Two Day Workshop Description

Abstract/Description:

Research on the evidence based practice of making patient placement decisions, also known as choosing a level of care, and matching clients to treatment indicates that mismatching patients to treatment, either under treating or over treating has been demonstrated to decrease a client’s successful engagement of treatment (Magura, et. al., 2002), and lead to poorer treatment outcomes (Magura et. al., 2002; McKay et. al., 2000). It is imperative that assessors and case managers learn how to make informed and accurate patient placement decisions, and be able to write clear, concise and clinically defensible justifications for their decisions.

Goal:

To develop and/or enhance the knowledge and skills of participants to make more informed and accurate patient placement decisions, and to write clear, concise clinical justifications for those decisions utilizing Uniform Patient Placement Criteria (UPPC) e.g., Level of Care Utilization System (LOCUS).
 
Objectives:
  • Understand the rationale and benefits of using standardized assessment instruments e.g., Addiction Severity Index (AS), Comprehensive Adolescent Severity Inventory (CASI), & Global Appraisal of Individual Needs (GAIN) to collect clinical information.
  • Understand the rationale and benefits of using uniform patient placement criteria (UPPC) e.g., Level of Care Utilization System (LOCUS) to make patient placement decisions.
  • Understand the Levels of Care Continuum, and differentiate between the general criteria guiding inpatient vs. outpatient patient placement decisions.
  • Be able to identify and define LOCUS’s six dimensions of assessment.
  • Be able to identify and describe the process for making patient placement decisions.
  • Understand the relationship and functionality of assessment tools and Uniform Patient Placement Criteria (UPPC) e.g., LOCUS.
  • Be able to identify the sections and items of a standardized assessment tool i.e., Addiction Severity Index (ASI), that primarily inform each of LOCUS’s six dimensions.
  • Participants will learn the format and process for writing a LOCUS Dimension risk rating clinical justification.
  • Identify and describe the key components and format of a LOCUS dimension risk rating clinical justification.
  • Identify and describe the key components and format of a patient placement decision clinical justification.
  • Identify three common errors made when writing clinical justifications.
  • Participants will learn how LOCUS dimension clinical justifications can be used to develop treatment plans.
Organizational Outcomes:

Organizations employing staff who successfully complete this workshop and transfer their newly acquired knowledge and skills back to their workplace should see an improvement in the accuracy of patient placement decisions made, and the clinical justifications for them. As a result of improved matching of clients to treatment, organizations could also see an increase in the initiation, engagement and retention rates of clients in treatment.

Career / Professional Relevancy:
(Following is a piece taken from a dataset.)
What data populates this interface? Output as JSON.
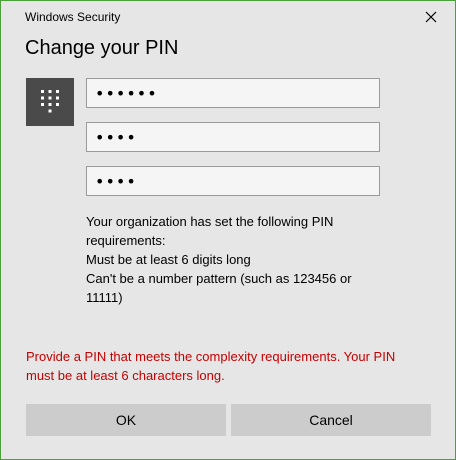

The knowledge and skills required to make informed and accurate patient placement decisions, and to write clear, concise clinical justifications is a much needed and marketable skill to put on ones resume. Approximately 30 states use to varying degrees Uniform Patient Placement Criteria e.g. ASAM & LOCUS to guide placement decisions (Mee-Lee, 2005), and as many as 40 states have utilization review mechanism that involves matching clients to appropriate levels of care utilizing some form of Uniform Patient Placement Criteria (Gregoire, 2000). In addition, many treatment providers are becoming approved providers of substance abuse treatment for private insurance carriers. Many, if not all of these carriers require clinicians to be able to make informed and accurate patient placement decisions, and to be able to write clear, concise and clinically defensible justifications for those decisions.
 
Evidence Based - Proven Effective - Designed for Transfer